_Records to use_
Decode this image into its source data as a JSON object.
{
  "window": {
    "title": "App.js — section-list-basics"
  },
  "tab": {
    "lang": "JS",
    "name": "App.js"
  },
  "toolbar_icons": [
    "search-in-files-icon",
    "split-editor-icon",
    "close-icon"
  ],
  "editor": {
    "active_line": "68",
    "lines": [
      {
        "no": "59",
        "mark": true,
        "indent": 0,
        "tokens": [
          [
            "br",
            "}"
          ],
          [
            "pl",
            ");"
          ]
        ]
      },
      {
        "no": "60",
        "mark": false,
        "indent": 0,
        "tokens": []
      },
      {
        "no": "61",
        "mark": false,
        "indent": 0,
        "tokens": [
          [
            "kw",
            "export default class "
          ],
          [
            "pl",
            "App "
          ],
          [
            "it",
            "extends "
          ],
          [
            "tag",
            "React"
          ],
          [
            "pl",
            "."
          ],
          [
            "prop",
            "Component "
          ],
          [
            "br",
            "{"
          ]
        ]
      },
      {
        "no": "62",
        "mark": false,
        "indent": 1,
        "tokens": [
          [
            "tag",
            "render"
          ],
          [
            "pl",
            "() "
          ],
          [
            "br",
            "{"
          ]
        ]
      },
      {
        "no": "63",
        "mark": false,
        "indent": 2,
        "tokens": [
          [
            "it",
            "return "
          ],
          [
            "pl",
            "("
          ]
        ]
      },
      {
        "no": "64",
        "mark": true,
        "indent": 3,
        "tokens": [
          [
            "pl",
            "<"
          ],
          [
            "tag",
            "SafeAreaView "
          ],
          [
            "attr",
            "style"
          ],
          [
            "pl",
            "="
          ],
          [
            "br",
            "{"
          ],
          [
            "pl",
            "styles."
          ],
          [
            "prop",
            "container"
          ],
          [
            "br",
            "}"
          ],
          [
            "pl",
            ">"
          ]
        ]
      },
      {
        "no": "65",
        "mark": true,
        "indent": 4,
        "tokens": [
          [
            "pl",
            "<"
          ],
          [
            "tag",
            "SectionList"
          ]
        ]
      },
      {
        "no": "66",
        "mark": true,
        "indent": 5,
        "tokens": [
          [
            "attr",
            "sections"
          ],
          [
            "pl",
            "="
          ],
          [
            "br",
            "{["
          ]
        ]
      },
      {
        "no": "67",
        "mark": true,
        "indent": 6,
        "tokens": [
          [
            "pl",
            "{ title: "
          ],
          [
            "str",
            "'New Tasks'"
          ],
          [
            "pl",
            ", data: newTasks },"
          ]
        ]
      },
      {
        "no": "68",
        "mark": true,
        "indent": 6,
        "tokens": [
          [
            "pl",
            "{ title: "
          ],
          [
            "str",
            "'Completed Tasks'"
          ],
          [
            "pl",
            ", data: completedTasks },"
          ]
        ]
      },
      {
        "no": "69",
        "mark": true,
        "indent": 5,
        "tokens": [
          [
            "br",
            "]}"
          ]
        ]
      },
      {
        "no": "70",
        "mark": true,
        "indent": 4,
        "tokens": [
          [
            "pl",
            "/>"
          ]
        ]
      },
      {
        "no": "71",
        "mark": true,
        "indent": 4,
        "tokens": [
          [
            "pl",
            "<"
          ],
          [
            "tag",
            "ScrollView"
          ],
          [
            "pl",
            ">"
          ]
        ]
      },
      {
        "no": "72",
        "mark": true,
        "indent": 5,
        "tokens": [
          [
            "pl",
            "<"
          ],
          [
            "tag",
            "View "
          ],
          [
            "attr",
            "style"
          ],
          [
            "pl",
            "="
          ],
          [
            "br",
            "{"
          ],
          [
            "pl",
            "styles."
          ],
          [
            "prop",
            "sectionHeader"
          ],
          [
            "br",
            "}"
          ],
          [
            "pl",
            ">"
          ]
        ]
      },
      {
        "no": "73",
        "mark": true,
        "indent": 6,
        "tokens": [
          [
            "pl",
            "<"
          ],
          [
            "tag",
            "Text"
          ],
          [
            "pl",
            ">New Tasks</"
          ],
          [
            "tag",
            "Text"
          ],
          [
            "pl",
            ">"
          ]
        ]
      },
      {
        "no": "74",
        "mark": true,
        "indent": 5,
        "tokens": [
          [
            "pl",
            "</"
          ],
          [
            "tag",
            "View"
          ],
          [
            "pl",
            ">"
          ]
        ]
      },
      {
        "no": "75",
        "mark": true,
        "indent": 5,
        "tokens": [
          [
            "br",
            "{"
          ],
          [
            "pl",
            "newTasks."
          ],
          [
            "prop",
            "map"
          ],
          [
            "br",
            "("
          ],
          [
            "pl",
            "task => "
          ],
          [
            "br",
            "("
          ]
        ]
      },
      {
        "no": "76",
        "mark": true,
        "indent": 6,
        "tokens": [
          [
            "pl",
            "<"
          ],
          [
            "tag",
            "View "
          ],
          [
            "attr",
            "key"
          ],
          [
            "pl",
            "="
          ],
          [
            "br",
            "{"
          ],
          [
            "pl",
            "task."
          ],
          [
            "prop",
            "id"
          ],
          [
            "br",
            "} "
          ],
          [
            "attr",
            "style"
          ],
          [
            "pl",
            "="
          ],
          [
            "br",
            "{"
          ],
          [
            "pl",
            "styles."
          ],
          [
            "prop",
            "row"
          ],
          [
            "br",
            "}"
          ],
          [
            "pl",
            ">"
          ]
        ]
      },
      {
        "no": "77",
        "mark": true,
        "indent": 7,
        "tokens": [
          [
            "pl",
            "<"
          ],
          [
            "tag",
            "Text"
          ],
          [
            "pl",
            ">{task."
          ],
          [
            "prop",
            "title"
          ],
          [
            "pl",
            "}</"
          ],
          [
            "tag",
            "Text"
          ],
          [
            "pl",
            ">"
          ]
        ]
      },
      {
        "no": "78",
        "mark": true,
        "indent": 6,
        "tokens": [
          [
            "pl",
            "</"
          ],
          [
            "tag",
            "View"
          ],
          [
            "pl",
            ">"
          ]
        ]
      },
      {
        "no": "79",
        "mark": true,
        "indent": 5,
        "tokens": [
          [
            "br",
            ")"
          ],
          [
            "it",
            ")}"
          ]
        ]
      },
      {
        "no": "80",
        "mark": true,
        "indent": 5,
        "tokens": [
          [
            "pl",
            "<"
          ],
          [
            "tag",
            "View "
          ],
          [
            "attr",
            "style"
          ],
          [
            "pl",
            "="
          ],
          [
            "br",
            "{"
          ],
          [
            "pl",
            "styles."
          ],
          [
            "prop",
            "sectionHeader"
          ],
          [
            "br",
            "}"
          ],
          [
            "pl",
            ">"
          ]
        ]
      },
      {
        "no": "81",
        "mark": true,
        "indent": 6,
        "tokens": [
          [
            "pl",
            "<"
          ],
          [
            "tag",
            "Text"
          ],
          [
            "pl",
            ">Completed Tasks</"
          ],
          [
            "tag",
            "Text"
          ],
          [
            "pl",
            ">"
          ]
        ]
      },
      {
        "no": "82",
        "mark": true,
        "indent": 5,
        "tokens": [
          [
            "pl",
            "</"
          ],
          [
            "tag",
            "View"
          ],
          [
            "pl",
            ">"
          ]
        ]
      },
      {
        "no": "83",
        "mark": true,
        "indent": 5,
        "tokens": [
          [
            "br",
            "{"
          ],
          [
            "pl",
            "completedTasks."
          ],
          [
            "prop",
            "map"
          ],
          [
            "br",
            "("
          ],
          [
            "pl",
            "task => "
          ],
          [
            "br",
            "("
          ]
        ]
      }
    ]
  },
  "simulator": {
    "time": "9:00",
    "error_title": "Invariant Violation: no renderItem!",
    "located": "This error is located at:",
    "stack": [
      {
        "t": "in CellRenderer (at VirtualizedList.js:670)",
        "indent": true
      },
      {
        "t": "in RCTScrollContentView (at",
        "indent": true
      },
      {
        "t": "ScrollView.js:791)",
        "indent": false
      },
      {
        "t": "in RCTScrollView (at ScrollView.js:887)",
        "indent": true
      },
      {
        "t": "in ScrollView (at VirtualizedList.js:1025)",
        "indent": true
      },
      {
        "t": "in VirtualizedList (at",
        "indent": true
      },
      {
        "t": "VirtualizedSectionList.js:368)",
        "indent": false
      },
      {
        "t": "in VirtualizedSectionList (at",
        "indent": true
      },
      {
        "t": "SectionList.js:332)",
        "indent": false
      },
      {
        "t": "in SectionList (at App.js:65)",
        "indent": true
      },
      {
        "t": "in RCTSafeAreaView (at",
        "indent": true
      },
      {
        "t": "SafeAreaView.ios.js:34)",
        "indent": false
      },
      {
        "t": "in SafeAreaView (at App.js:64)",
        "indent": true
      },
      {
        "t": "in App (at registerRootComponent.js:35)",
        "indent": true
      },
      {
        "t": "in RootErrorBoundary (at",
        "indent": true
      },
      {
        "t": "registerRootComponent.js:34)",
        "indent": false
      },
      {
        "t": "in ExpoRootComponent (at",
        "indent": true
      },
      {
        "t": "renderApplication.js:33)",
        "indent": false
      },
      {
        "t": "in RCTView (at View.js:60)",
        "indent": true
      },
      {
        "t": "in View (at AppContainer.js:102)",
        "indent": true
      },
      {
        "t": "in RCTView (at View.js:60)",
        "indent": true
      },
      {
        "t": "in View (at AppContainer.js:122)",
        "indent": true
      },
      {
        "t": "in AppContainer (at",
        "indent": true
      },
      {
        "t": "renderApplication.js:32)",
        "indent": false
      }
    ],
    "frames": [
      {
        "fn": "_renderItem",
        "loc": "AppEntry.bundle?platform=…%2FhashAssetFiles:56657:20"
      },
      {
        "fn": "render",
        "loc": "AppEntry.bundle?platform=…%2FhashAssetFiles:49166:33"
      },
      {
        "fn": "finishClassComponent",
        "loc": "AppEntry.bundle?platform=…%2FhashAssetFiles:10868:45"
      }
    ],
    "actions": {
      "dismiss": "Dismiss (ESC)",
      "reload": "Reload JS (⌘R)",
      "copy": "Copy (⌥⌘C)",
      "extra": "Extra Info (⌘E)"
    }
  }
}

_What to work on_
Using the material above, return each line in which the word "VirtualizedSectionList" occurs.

_Worked solution_
        "t": "VirtualizedSectionList.js:368)",
        "t": "in VirtualizedSectionList (at",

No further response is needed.